My husband and I want to buy a home in our current city, an area that is already pricey and one where the prices are steadily rising.
Does it make more sense to keep saving for a down payment amount that would let us not pay the mortgage insurance, which will take us several years, or to pay the bare minimum necessary to secure a home sooner rather than later, accepting that we’ll have to pay mortgage insurance, but that we may buy at a lower cost?
This is challenging one without knowing more about your overall financial situation. I always say that it’s more important to address what’s going on in your “personal economy” rather than worry about the US economy.
People get so caught up in rising home prices, low interest rates, and other people buying homes that they think “Now is the ONLY time to buy a house!” But we all know that people have bought houses at all different times in history and will continue to do so.

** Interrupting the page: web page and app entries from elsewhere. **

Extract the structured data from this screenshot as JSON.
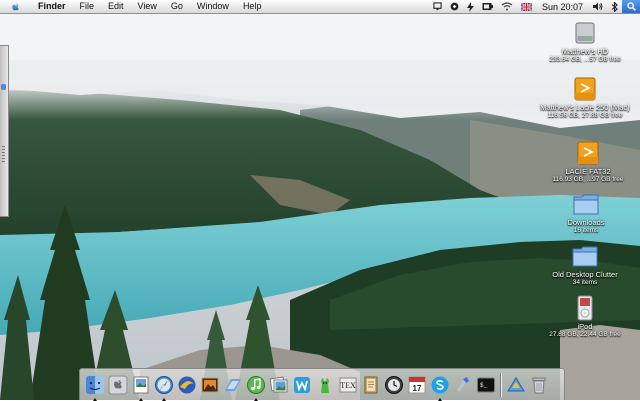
{
  "menubar": {
    "app_name": "Finder",
    "menus": [
      "File",
      "Edit",
      "View",
      "Go",
      "Window",
      "Help"
    ],
    "status_icons": [
      "display-icon",
      "sync-icon",
      "power-icon",
      "battery-icon",
      "wifi-icon",
      "flag-uk-icon"
    ],
    "clock": "Sun 20:07",
    "extra_icons": [
      "volume-icon",
      "bluetooth-icon",
      "spotlight-icon"
    ]
  },
  "desktop": {
    "icons": [
      {
        "name": "Matthew's HD",
        "detail": "233.64 GB, ...57 GB free",
        "icon": "hard-drive-icon"
      },
      {
        "name": "Matthew's Lacie 250 (Mac)",
        "detail": "116.56 GB, 27.88 GB free",
        "icon": "external-drive-icon"
      },
      {
        "name": "LACIE FAT32",
        "detail": "116.93 GB, ...97 GB free",
        "icon": "external-drive-icon"
      },
      {
        "name": "Downloads",
        "detail": "16 items",
        "icon": "folder-icon"
      },
      {
        "name": "Old Desktop Clutter",
        "detail": "34 items",
        "icon": "folder-icon"
      },
      {
        "name": "iPod",
        "detail": "27.88 GB, 22.44 GB free",
        "icon": "ipod-icon"
      }
    ]
  },
  "dock": {
    "items": [
      {
        "app": "Finder",
        "icon": "finder-icon",
        "running": true
      },
      {
        "app": "System Preferences",
        "icon": "apple-icon",
        "running": false
      },
      {
        "app": "Preview",
        "icon": "preview-icon",
        "running": true
      },
      {
        "app": "Safari",
        "icon": "safari-icon",
        "running": true
      },
      {
        "app": "Camino",
        "icon": "camino-icon",
        "running": false
      },
      {
        "app": "Photo",
        "icon": "photo-icon",
        "running": false
      },
      {
        "app": "Mail",
        "icon": "mail-icon",
        "running": false
      },
      {
        "app": "iTunes",
        "icon": "itunes-icon",
        "running": true
      },
      {
        "app": "iPhoto",
        "icon": "iphoto-icon",
        "running": false
      },
      {
        "app": "iWeb",
        "icon": "iweb-icon",
        "running": false
      },
      {
        "app": "Adium",
        "icon": "adium-icon",
        "running": false
      },
      {
        "app": "TeX",
        "icon": "tex-icon",
        "running": false
      },
      {
        "app": "Notes",
        "icon": "notes-icon",
        "running": false
      },
      {
        "app": "Time Machine",
        "icon": "time-machine-icon",
        "running": false
      },
      {
        "app": "iCal",
        "icon": "calendar-icon",
        "running": false
      },
      {
        "app": "Skype",
        "icon": "skype-icon",
        "running": true
      },
      {
        "app": "Utility",
        "icon": "utility-icon",
        "running": false
      },
      {
        "app": "Terminal",
        "icon": "terminal-icon",
        "running": false
      },
      {
        "app": "Applications",
        "icon": "applications-stack-icon",
        "running": false
      },
      {
        "app": "Trash",
        "icon": "trash-icon",
        "running": false
      }
    ],
    "calendar_day": "17",
    "tex_label": "TEX",
    "terminal_prompt": "$_"
  },
  "colors": {
    "lake": "#5fbfc9",
    "forest": "#1e3a22",
    "sky": "#d8dde0",
    "menubar": "#e6e6e6",
    "accent": "#3b78d4"
  }
}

When evaluating whether or not you should buy a home, consider how long you’re going to live there. A lot of people end up moving every few years or even switching jobs to a location across town, which could result in a longer commute, so consider how owning a home might limit your job opportunities. By being mobile and renting, you’re putting yourself in a position to grow your income faster by being open to a job opportunity in a new city.

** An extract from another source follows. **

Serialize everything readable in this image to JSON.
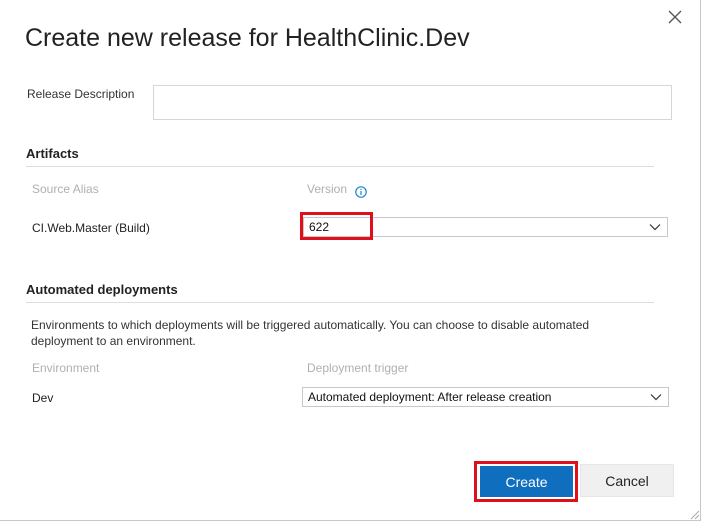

There’s a lot of time and money that goes into homeownership that people forget about: yard work, home repairs, renovation costs, property taxes, insurance, etc. It’s important to consider all of the costs and not just compare the monthly mortgage payment to your current rent amount. One of the first things people do when they move is paint, buy new furniture, and start doing a home project.
If you’re planning on living there at least five years and you really want to own, then I would make sure to put yourself in the best financial position possible before you purchase. I wouldn’t buy if you have credit card debt or other high interest rate debt (above 5%). Knock out some student loans, get rid of a car payment, and try to lower your monthly payments to free up additional cash flow.
If you can put 20% down and avoid PMI, that is ideal. However, if putting 20% down means that you use all of your savings, then don’t do it! I would much rather see people put 5% down, wipe out all their other debt with cash, and still have three months of emergency savings versus putting 20% down on a house.
Another thing: I don’t think you should think of your home as an investment. You need a roof over your head whether that’s an apartment or a house. Over the last 100 years houses have increased an average of about 3% which is roughly the rate of inflation! Compare this to the Dow Jones over 100 years, which has returned 6.8%.
Before you move anywhere, consider how this will affect your lifestyle. If you live in a city and you end up moving to the suburbs then this is a very big lifestyle change. What’s the motivation to moving there? Cheaper home prices or is it a better school district? Think about how this will change your commute, your lifestyle, and your community.
One of my best friends recently moved from an apartment close to downtown Austin to a place 15 minutes north of the city (when there’s no traffic, and there is traffic a lot!). She had no idea how this would affect the coffee shops she visits, the shows that she attends at night, and the way she plans her day. It was mentally exhausting for her. She’s now moving back to her ideal location in Austin because it makes her everyday life much less stressful. She isn’t going to spend time stuck in traffic, she’ll be within walking distance to her favorite coffee shops, her friends will all be close by, and the amenities in her building (like a gym) will be super convenient.
Homeownership versus renting an apartment is a really big decision, so think carefully before making the plunge. Good luck!
This post is part of a continuing series that answers all of your questions related to personal finance. Have your own question? Email yourmoney[at]businessinsider[dot]com.
Sophia Bera, CFP® is the Founder of Gen Y Planning and has been quoted in The New York Times, Forbes, Business Insider, AOL, The Wall Street Journal, and Money Magazine. She tweets, travels, and loves helping millennials manage their money more effectively. Curious? Sign up for the free Gen Y Planning Newsletter.